The Fourth Kind focuses on alien abductions and the allegedly true case and documentation of psychologist Abigail Tyler. The movie is spliced with audio and video recordings from “true” events, as well as interviews with the real Tyler (played by Milla Jovovich throughout most of the film).
Oh, and it’s all utterly ridiculous.
The movie is supposed to recreate events involving several of Tyler’s patients, who all have similar stories of being woken up in the middle of the night by an owl. Tyler tries to relate all of this to her husband’s death and her own experiences within her household. Creepy? Sure. Thought-provoking? Sometimes. Easy to mock? Always.
One of the main issues with The Fourth Kind is the acting. Will Patton, who plays the sheriff, should never again be given a serious role. He elicits a chuckle or two every time he appears on screen. In fact, some of his lines (such as “What is this craziness?”, “We know it’s not real!” and more explicit statements) are delivered so poorly that they will be mocked by viewers for weeks to come.
The rest of the dialogue is equally stilted and forced. Abel Campos, played by Elias Koteas, just looks perpetually confused. Jovovich’s portrayal of Tyler rarely ventures beyond a few blood-curdling –- and annoying -– screams. Even so, the acting doesn’t totally ruin the movie. Dim lighting, scary music and the occasional seizure all help the movie feel as eerie as it’s supposed to.

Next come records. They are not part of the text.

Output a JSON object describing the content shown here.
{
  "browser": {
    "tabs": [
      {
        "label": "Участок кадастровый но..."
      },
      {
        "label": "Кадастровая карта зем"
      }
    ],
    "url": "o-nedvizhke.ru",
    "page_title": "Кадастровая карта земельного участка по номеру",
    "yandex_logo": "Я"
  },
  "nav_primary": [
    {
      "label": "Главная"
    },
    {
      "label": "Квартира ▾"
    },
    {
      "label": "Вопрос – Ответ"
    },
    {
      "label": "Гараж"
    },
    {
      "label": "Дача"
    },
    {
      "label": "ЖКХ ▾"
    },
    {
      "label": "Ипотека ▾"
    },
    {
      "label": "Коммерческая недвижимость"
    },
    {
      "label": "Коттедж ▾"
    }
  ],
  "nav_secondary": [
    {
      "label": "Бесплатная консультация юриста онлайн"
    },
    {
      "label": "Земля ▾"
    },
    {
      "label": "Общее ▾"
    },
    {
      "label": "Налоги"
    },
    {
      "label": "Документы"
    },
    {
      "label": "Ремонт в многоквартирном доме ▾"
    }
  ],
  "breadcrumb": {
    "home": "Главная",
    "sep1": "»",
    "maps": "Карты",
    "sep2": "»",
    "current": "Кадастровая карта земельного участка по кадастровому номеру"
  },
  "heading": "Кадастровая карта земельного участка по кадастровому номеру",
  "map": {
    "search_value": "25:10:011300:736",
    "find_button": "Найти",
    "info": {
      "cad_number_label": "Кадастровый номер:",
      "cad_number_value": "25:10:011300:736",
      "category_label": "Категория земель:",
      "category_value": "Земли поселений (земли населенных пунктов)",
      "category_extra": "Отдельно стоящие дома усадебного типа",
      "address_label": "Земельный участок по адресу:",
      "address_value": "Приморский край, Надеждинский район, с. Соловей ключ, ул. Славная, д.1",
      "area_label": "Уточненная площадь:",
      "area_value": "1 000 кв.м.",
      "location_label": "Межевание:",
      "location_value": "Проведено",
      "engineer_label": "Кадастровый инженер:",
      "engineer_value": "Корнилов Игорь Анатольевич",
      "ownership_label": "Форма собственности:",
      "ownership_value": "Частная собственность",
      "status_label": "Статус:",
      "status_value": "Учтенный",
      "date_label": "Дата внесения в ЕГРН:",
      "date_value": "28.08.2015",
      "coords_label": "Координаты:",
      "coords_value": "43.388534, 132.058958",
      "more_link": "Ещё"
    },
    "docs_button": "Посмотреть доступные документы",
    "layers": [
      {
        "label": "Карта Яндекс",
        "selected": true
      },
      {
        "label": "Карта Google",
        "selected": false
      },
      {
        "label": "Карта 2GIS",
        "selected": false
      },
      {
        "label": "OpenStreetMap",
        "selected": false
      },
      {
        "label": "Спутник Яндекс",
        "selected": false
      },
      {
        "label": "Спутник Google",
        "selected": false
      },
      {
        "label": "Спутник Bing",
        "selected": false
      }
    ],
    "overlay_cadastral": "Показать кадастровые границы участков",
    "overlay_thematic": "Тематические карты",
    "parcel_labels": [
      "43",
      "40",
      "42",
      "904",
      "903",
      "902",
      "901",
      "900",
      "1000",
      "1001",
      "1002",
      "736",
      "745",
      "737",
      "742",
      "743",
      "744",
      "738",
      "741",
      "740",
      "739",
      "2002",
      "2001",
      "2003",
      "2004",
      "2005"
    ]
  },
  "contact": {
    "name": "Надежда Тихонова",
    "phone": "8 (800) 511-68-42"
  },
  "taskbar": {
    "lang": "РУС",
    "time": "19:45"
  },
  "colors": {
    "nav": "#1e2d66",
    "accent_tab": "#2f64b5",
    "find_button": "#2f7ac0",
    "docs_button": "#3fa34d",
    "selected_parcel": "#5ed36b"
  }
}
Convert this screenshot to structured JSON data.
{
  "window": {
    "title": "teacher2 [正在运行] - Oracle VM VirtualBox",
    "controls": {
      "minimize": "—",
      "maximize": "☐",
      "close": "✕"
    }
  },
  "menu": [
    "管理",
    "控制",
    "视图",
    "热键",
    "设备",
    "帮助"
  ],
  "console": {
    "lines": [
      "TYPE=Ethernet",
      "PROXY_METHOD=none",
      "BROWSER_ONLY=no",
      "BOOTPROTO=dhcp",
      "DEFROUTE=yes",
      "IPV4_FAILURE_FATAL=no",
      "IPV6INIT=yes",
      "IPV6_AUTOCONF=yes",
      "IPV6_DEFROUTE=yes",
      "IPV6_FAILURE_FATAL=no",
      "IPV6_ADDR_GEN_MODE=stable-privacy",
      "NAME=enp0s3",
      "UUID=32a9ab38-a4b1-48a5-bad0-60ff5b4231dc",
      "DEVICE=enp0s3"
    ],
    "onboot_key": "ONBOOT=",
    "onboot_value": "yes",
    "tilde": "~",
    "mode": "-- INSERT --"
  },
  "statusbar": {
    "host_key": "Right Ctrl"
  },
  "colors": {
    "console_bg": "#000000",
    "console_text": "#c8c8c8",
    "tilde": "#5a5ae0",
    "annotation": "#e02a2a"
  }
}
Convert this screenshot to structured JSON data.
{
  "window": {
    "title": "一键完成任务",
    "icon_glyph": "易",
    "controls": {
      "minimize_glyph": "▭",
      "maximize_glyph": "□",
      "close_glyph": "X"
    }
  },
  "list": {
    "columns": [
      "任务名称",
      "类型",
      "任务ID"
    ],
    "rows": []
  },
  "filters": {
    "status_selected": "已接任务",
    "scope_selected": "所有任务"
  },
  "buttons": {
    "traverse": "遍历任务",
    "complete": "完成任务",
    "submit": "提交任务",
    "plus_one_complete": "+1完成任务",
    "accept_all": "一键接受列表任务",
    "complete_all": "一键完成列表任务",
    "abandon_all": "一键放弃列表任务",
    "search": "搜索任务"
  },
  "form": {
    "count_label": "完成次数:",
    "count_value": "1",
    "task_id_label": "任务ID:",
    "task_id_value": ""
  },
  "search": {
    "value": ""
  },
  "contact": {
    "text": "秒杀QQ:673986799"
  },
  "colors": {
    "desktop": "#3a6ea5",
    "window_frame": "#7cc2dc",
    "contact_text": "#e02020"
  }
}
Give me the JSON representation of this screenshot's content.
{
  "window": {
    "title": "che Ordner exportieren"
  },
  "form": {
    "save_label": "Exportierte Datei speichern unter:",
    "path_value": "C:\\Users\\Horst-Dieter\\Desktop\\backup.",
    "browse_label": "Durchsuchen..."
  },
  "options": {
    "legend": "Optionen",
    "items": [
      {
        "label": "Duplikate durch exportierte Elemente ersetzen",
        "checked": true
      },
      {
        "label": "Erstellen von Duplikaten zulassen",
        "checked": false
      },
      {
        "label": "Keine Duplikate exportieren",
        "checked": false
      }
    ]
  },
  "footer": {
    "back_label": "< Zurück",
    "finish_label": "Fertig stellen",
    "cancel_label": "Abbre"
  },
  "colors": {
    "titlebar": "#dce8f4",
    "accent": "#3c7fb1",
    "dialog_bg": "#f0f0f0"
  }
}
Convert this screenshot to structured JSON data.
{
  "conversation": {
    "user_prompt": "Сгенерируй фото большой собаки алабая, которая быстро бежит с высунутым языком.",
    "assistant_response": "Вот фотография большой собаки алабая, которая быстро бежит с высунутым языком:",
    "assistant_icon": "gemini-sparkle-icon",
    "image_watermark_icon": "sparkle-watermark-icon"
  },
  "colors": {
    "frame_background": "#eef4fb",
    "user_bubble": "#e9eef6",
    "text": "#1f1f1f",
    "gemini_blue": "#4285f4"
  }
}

The “real” documentation within the movie is often perfectly lined up with what the actors say. It’s a pretty creative way to provide the apparent evidence for the events. That said, the content of the tapes is questionable, as is the analysis within the movie. The videotapes are shaky in places they should not be. The random voices are said to be speaking Sumerian but are not at all intelligible or at least could not be identified so quickly.
Minor inconsistencies aside, the fact that all involved parties of the “real” events declined to be named, or even to corroborate the story, speaks volumes. Even the man who supposedly helped Tyler translate Sumerian and contributed his knowledge to the movie asked to not be named in the film.
Interviews with the “real” Tyler –- who is probably the most alien-looking creature in entire film -– were conducted by writer/director Olatunde Osunsanmi. Records of Dr. Abigail Tyler from Nome, Alaska are difficult -– dare I say impossible? –- to find. For a story supposedly so grounded in reality, there are too many loopholes to just accept it at face value.
Despite the flaws in The Fourth Kind, the movie is immensely entertaining. It does provoke some thoughts on extraterrestrial existence. Some of the hypnosis scenes are borderline freaky and are definitely not for the faint of heart. The setup and concept is interesting and fresh for an alien movie. And the director does not try to summon up cheesy representations of aliens, using lighting and sound more to convey the presence of an unknown creature.
But then Jovovich says something like “It is not God, but it can pretend to be,” and it’s too easy to just laugh it off again.
Bottom Line: No matter how hard “The Fourth Kind” tries to prove that aliens exist, it elicits little more than a couple of shocks, a handful of chuckles and 98 minutes of disbelief.